There are 3 adult brothers who are beneficiaries and 1 is the executor. The executor has been living in 1 of the properties of my deceased father but refuses to put it up for sale thus delaying distribution. What can we do to move this process along? He also said he would list the house next year.

Asked on February 7, 2016 under Estate Planning, Florida

Answers:

M.D., Member, California and New York Bar / FreeAdvice Contributing Attorney

Answered 4 years ago | Contributor

The executor can be sued for breach of their fiduciary duty. In such a lawsuit, the estate could seek damages in the amount of any misappropriated funds and/or assets, plus interest. Additionally, the Will may contain provisions for specific remedies in the event the executor breaches their fiduciary duty. If found in breach, the probate court will remove the executor and appoint a new one (the Will may name a designated successor executor if the current executor can't serve). The new executor can ask for an accounting of the estate and challenge the transfers and transactions already made and have the funds returned. If the original executor is bonded (insured) you may also be able to go after the insurance money to recoup losses.  

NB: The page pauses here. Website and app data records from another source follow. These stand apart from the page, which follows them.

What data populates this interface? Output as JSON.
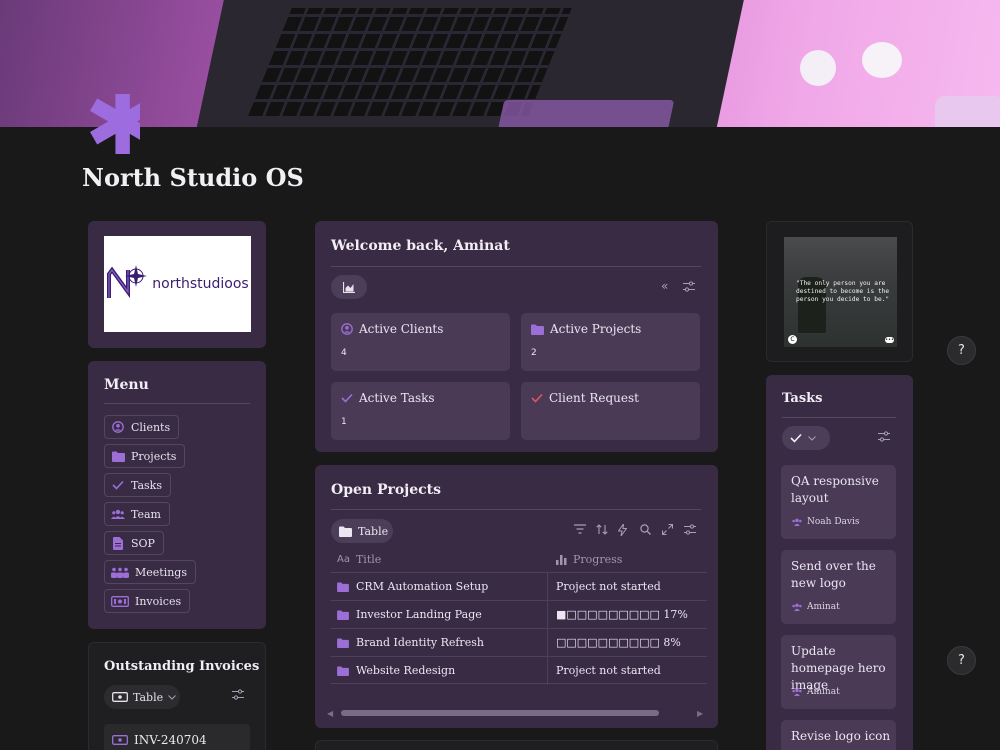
{
  "page": {
    "title": "North Studio OS"
  },
  "logo": {
    "text": "northstudioos"
  },
  "menu": {
    "title": "Menu",
    "items": [
      {
        "label": "Clients",
        "icon": "user-circle-icon"
      },
      {
        "label": "Projects",
        "icon": "folder-icon"
      },
      {
        "label": "Tasks",
        "icon": "check-icon"
      },
      {
        "label": "Team",
        "icon": "team-icon"
      },
      {
        "label": "SOP",
        "icon": "document-icon"
      },
      {
        "label": "Meetings",
        "icon": "meetings-icon"
      },
      {
        "label": "Invoices",
        "icon": "invoice-icon"
      }
    ]
  },
  "invoices": {
    "title": "Outstanding Invoices",
    "view_label": "Table",
    "rows": [
      {
        "id": "INV-240704"
      }
    ]
  },
  "welcome": {
    "title": "Welcome back, Aminat",
    "stats": [
      {
        "label": "Active Clients",
        "value": "4"
      },
      {
        "label": "Active Projects",
        "value": "2"
      },
      {
        "label": "Active Tasks",
        "value": "1"
      },
      {
        "label": "Client Request",
        "value": ""
      }
    ]
  },
  "projects": {
    "title": "Open Projects",
    "view_label": "Table",
    "columns": {
      "title": "Title",
      "progress": "Progress"
    },
    "rows": [
      {
        "title": "CRM Automation Setup",
        "progress": "Project not started"
      },
      {
        "title": "Investor Landing Page",
        "progress": "■□□□□□□□□□ 17%"
      },
      {
        "title": "Brand Identity Refresh",
        "progress": "□□□□□□□□□□ 8%"
      },
      {
        "title": "Website Redesign",
        "progress": "Project not started"
      }
    ]
  },
  "quote": {
    "text": "\"The only person you are destined to become is the person you decide to be.\""
  },
  "tasks": {
    "title": "Tasks",
    "items": [
      {
        "title": "QA responsive layout",
        "assignee": "Noah Davis"
      },
      {
        "title": "Send over the new logo",
        "assignee": "Aminat"
      },
      {
        "title": "Update homepage hero image",
        "assignee": "Aminat"
      },
      {
        "title": "Revise logo icon",
        "assignee": ""
      }
    ]
  },
  "help": {
    "label": "?"
  },
  "colors": {
    "accent": "#9d6de0",
    "card": "#3a2b45",
    "background": "#191919",
    "red_check": "#e0565b"
  }
}
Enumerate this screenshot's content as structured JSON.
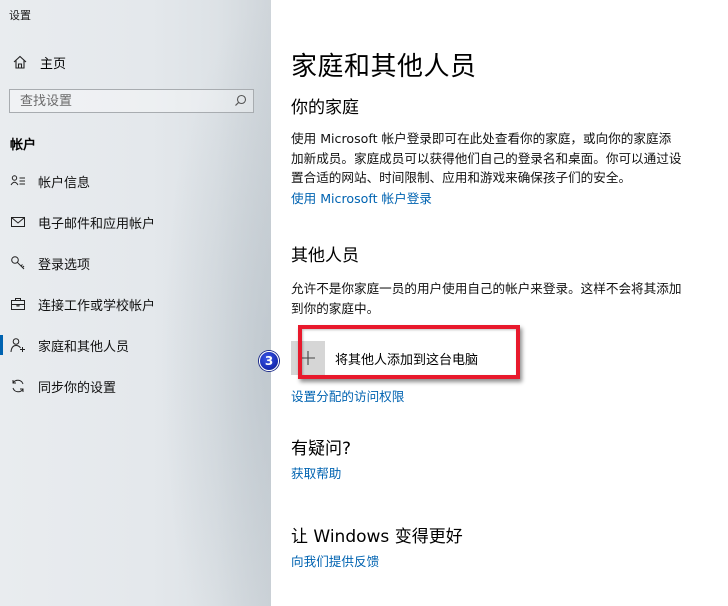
{
  "window": {
    "title": "设置"
  },
  "sidebar": {
    "home_label": "主页",
    "search_placeholder": "查找设置",
    "section_label": "帐户",
    "items": [
      {
        "label": "帐户信息",
        "icon": "account-info-icon"
      },
      {
        "label": "电子邮件和应用帐户",
        "icon": "mail-icon"
      },
      {
        "label": "登录选项",
        "icon": "key-icon"
      },
      {
        "label": "连接工作或学校帐户",
        "icon": "briefcase-icon"
      },
      {
        "label": "家庭和其他人员",
        "icon": "people-icon",
        "active": true
      },
      {
        "label": "同步你的设置",
        "icon": "sync-icon"
      }
    ]
  },
  "main": {
    "title": "家庭和其他人员",
    "family": {
      "heading": "你的家庭",
      "description": "使用 Microsoft 帐户登录即可在此处查看你的家庭，或向你的家庭添加新成员。家庭成员可以获得他们自己的登录名和桌面。你可以通过设置合适的网站、时间限制、应用和游戏来确保孩子们的安全。",
      "link": "使用 Microsoft 帐户登录"
    },
    "others": {
      "heading": "其他人员",
      "description": "允许不是你家庭一员的用户使用自己的帐户来登录。这样不会将其添加到你的家庭中。",
      "add_button_label": "将其他人添加到这台电脑",
      "assigned_access_link": "设置分配的访问权限"
    },
    "questions": {
      "heading": "有疑问?",
      "link": "获取帮助"
    },
    "feedback": {
      "heading": "让 Windows 变得更好",
      "link": "向我们提供反馈"
    }
  },
  "annotation": {
    "step_number": "3"
  },
  "colors": {
    "accent": "#0063b1",
    "highlight": "#e8192c",
    "badge": "#1a2fb8"
  }
}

IMPORTANT NOTICE: The Answer(s) provided above are for general information only. The attorney providing the answer was not serving as the attorney for the person submitting the question or in any attorney-client relationship with such person. Laws may vary from state to state, and sometimes change. Tiny variations in the facts, or a fact not set forth in a question, often can change a legal outcome or an attorney's conclusion. Although AttorneyPages.com has verified the attorney was admitted to practice law in at least one jurisdiction, he or she may not be authorized to practice law in the jurisdiction referred to in the question, nor is he or she necessarily experienced in the area of the law involved. Unlike the information in the Answer(s) above, upon which you should NOT rely, for personal advice you can rely upon we suggest you retain an attorney to represent you.